Heather P. says:

I’m not sure that it is Munro’s job to show appreciation. As a critic, I think his job is to question and challenge the work presented with discernment. (Do I always agree with his discernment, no, but I respect his ability to bring up important issues and questions regarding our productions.)

How we decide what is relevant, how we go about choosing shows to present to the community, and how successful we are at making our work’s themes timely and effective are all good questions.

As someone who struggles with choosing which shows to do when and why, I know how complicated a question that is. I’m not sure that there is a perfect formula for choosing relevant and engaging shows. But opening up discussion of the pitfalls and problems with the process is a good thing for all of Fresno’s theatrical artists.

paiadd says:

I believe you totally missed the point of the play. Fresno misses a lot of what is going on in the rest of the world. This was an amazing choice considering where we live. I am sure that the senior citizins in the audience were challanged by Peter and Drew’s building relationship,reference to “sick” aids issues, the way people react to the mentally ill we see homeless on our streets daily.Thank you J. Daniel for giving us something beautifully done, and thought provoking. This is still the American reality brought to the stage, everything isn’t bread and butter theater.. Thank God.

Donald Munro says:

A few observations from Donald:

1. I’m aware of the educational mission of a university theater program — and how difficult it can be to balance conflicting pedagogical, community and box-office factors. I elaborated on the theater department’s season in its entirety not to mock it — I have strongly supported many older plays produced at the university in the past — but to make the point that when Fresno State chose this title for its “contemporary slot,” which it appears to have done with “Eastern Standard,” it could have made a stronger selection. I don’t think this play was a daring choice at all, as some commenters have suggested, and to laud the selection of a 22-year-old play that hasn’t aged well as somehow being daring because of “where we live” is a weak argument, I think. (There are many, many plays that would have been far more daring, or at least more contemporary.) One piece of information I didn’t include in my review, because of space, is that a production of “Eastern Standard” was performed at Fresno State in 1991 (not by the theater department but by the now-defunct Fresno Public Theater.) Director Brad Myers then re-staged it, also on campus, in 1993 for the Contemporary Theatre Company. Cutting-edge this show in 2010 is not.

2. Relevance is in the eye of the beholder, of course. “Eastern Standard” is a show about wealthy Manhattan yuppies. Maybe it’s my problem because I’ve seen so many plays (and movies and TV shows) about a similar demographic.
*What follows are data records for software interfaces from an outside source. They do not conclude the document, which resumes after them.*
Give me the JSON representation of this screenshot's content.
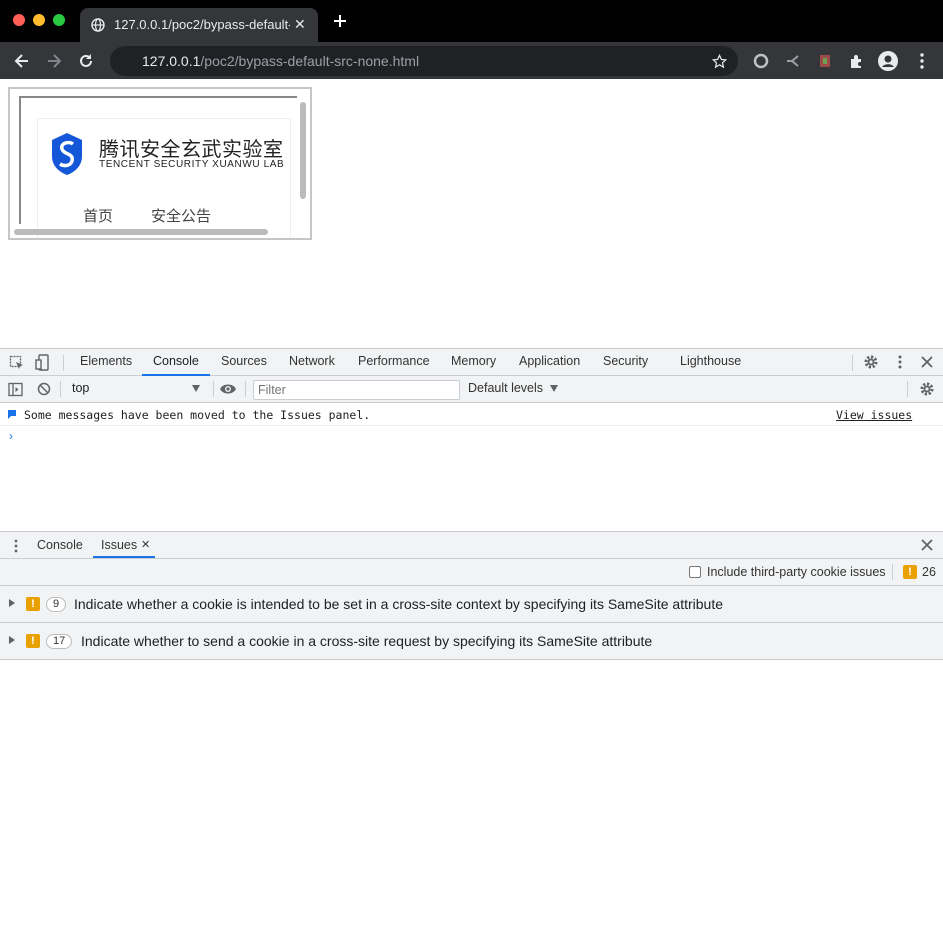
{
  "browser": {
    "tab_title": "127.0.0.1/poc2/bypass-default-src-none.html",
    "tab_close": "✕",
    "new_tab": "+",
    "url_host": "127.0.0.1",
    "url_path": "/poc2/bypass-default-src-none.html"
  },
  "page": {
    "brand_zh": "腾讯安全玄武实验室",
    "brand_en": "TENCENT SECURITY XUANWU LAB",
    "nav": [
      "首页",
      "安全公告"
    ],
    "brand_color": "#1457d8"
  },
  "devtools": {
    "tabs": [
      "Elements",
      "Console",
      "Sources",
      "Network",
      "Performance",
      "Memory",
      "Application",
      "Security",
      "Lighthouse"
    ],
    "active_tab": "Console",
    "context": "top",
    "filter_placeholder": "Filter",
    "levels": "Default levels",
    "message": "Some messages have been moved to the Issues panel.",
    "view_issues": "View issues",
    "prompt": "›",
    "accent": "#1a73e8"
  },
  "drawer": {
    "tabs": [
      "Console",
      "Issues"
    ],
    "active_tab": "Issues",
    "close_tab": "✕",
    "include_third_party": "Include third-party cookie issues",
    "issue_count": "26",
    "warn_mark": "!",
    "issues": [
      {
        "count": "9",
        "text": "Indicate whether a cookie is intended to be set in a cross-site context by specifying its SameSite attribute"
      },
      {
        "count": "17",
        "text": "Indicate whether to send a cookie in a cross-site request by specifying its SameSite attribute"
      }
    ],
    "warn_color": "#e8a100"
  }
}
Similarly, a couple of decades in the evolution of HIV/AIDS is a huge chunk of time. A lot of things have changed: treatment, societal attitudes, demographic trends, etc. On the HIV/AIDS timeline, “Eastern Standard” is a history play, and Fresno State already has the vintage-theater angle covered quite well this season, I’d say.
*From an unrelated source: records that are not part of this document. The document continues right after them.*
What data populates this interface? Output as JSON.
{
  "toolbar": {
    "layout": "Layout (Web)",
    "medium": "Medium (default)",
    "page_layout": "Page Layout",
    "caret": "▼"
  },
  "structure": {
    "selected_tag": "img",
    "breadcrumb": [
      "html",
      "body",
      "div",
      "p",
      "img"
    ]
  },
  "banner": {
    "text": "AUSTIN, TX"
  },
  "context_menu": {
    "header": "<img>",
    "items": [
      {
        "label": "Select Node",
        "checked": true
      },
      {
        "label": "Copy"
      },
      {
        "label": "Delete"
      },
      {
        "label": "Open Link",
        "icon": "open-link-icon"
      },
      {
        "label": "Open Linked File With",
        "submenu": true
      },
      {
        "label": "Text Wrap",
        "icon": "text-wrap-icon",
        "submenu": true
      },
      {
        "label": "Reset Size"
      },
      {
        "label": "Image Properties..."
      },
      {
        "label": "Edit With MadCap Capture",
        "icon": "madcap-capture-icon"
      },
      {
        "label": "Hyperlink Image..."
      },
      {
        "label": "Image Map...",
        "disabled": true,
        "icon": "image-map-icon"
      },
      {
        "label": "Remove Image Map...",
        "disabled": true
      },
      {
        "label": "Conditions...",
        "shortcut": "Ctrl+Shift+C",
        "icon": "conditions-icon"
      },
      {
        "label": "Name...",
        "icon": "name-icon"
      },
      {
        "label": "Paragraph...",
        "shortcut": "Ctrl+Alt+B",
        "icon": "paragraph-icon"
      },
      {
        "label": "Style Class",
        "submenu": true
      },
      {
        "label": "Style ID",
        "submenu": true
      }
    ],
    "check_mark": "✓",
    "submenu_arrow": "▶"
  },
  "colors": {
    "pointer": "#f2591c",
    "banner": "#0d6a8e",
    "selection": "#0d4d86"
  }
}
3. What’s with the cell-phone references? I didn’t even mention them. I’d better nip this one in the bud before the rumor gets out that I’m pushing for Amanda in “Glass Menagerie” to whip out her iPhone.

4. I do appreciate reader comments. The Internet has made reviews more of a two-way conversation than a one-way street, and I’m glad. I think theater should be an ongoing discussion, and as Heather writes, questions can be good things.
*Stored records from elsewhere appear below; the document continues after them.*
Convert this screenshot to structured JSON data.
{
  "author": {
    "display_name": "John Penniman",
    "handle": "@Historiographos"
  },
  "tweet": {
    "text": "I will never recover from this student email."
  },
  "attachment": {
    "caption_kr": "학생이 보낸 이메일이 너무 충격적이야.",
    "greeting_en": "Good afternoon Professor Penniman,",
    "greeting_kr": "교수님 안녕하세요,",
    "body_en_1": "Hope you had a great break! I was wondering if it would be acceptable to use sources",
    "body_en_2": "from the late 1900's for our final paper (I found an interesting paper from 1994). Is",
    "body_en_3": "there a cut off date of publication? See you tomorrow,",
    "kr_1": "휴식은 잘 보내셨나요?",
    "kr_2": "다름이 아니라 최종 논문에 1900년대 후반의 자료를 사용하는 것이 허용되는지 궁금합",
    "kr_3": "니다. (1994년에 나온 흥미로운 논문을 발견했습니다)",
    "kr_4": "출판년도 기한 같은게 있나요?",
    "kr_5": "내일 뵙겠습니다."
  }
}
May says:

I find value and relevance in any artistic expression that invites me to contemplate as well as enjoy.

As I watched the play, I was taken back to the late 80s and reminded again of how we thought about and what we thought of the mystery disease. The power of this threat of the unknown was insidious.

So here we are 20+ years later, and while the threat of that disease is no less real, it no longer carries the power of the unknown. And that led me to wonder what the analogous issues might be in our current time. What issues are we now reacting to in ignorance rather than responding to based on knowledge or experience. And, how little time it may take for us to move from reacting to responding.